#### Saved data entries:
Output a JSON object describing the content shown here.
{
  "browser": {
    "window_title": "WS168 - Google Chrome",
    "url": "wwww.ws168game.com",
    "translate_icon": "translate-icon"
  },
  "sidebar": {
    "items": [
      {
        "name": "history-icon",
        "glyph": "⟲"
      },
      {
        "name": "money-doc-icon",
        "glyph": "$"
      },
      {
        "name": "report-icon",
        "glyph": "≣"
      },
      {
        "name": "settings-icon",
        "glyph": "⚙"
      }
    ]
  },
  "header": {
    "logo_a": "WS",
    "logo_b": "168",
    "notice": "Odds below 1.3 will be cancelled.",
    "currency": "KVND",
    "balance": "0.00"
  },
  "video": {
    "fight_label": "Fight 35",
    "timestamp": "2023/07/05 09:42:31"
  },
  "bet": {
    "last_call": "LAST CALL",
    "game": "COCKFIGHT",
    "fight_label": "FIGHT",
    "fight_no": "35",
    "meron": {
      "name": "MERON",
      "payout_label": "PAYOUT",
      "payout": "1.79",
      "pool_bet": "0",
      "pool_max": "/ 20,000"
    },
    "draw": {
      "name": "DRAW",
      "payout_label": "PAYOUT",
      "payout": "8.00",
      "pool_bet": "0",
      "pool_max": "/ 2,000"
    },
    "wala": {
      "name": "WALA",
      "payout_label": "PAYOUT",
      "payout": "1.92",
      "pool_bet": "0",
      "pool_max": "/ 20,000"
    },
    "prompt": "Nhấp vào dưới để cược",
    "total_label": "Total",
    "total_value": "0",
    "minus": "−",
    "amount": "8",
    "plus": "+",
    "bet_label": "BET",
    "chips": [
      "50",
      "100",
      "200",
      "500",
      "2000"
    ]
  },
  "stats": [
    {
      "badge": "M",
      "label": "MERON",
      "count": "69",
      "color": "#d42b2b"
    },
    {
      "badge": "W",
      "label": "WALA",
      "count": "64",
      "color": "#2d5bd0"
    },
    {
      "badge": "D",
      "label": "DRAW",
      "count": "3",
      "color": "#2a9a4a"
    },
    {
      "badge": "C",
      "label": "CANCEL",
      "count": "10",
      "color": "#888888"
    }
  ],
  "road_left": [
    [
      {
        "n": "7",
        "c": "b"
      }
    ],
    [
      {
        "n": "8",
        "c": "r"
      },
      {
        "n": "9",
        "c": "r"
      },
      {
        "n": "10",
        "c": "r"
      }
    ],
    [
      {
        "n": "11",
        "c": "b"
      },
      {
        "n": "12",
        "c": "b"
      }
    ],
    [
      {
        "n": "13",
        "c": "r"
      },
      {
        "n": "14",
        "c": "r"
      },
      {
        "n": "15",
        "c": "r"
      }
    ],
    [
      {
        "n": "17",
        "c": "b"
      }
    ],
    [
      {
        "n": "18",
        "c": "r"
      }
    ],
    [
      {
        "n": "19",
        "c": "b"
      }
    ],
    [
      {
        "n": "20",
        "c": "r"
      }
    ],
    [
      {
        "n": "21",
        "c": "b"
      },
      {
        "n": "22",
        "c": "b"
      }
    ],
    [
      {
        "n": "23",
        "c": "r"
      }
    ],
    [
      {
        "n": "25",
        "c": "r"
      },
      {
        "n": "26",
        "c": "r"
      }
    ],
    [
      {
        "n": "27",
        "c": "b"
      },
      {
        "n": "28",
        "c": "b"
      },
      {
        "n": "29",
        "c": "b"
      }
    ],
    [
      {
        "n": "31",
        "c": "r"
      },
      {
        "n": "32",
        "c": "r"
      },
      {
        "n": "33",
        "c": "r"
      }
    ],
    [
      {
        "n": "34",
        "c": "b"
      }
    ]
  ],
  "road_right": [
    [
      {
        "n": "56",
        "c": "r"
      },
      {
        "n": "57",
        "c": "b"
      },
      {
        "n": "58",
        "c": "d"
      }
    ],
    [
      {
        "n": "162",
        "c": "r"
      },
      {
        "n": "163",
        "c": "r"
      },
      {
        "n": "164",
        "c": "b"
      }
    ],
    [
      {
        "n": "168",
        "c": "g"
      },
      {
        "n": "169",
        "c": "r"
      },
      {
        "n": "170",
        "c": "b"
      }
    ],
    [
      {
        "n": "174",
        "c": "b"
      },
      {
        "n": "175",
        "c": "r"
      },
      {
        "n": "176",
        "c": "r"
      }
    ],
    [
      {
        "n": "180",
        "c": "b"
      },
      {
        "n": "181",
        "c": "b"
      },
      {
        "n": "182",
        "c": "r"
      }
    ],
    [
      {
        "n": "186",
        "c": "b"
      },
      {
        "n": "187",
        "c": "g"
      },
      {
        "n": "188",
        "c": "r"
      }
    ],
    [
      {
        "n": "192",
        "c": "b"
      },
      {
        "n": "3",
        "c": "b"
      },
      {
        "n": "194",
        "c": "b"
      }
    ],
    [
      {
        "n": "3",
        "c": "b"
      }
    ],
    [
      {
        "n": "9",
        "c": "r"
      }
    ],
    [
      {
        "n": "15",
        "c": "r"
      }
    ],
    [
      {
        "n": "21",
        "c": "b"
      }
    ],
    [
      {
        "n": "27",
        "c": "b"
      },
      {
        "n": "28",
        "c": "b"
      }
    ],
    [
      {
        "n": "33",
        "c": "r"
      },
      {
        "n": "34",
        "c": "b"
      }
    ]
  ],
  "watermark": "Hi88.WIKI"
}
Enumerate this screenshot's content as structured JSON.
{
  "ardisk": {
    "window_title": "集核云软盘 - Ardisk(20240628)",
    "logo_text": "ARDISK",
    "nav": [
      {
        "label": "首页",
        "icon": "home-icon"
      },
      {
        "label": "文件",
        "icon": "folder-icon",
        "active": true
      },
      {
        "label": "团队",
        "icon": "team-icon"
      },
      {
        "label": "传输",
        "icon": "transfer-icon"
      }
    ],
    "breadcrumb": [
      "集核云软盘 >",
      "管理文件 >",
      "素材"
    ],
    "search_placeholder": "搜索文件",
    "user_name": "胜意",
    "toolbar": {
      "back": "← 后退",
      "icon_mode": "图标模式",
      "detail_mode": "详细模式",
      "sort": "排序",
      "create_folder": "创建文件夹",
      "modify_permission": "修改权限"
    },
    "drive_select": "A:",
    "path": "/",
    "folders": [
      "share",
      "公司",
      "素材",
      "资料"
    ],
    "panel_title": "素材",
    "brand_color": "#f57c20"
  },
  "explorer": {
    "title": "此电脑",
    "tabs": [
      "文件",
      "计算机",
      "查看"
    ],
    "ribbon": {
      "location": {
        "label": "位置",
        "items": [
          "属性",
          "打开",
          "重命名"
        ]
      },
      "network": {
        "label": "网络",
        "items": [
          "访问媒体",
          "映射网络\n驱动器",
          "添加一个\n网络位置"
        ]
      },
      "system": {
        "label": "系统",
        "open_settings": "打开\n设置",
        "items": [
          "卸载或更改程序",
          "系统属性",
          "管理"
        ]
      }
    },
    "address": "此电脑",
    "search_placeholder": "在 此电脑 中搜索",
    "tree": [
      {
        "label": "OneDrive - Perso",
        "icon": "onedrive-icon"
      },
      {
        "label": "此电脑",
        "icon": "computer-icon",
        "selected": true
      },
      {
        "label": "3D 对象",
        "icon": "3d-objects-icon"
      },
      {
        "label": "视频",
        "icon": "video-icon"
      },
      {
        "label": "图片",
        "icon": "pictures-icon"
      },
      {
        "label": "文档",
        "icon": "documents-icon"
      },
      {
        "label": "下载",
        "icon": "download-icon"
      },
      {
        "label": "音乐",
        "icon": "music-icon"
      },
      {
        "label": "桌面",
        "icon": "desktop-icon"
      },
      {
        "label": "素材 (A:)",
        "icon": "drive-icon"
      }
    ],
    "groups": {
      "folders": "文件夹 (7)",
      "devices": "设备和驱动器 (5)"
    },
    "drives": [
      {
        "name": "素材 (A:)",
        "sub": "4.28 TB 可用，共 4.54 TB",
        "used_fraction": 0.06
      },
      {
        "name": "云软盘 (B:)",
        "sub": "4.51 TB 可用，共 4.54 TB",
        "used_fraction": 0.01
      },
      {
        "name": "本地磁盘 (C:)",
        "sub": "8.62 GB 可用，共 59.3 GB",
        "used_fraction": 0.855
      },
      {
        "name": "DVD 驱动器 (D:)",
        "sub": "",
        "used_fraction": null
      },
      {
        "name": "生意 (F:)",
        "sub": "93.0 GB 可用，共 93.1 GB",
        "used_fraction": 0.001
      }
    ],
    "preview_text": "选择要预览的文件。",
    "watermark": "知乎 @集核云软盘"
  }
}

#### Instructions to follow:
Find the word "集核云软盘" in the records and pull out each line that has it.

#### Expected answer:
    "window_title": "集核云软盘 - Ardisk(20240628)",
      "集核云软盘 >",
    "watermark": "知乎 @集核云软盘"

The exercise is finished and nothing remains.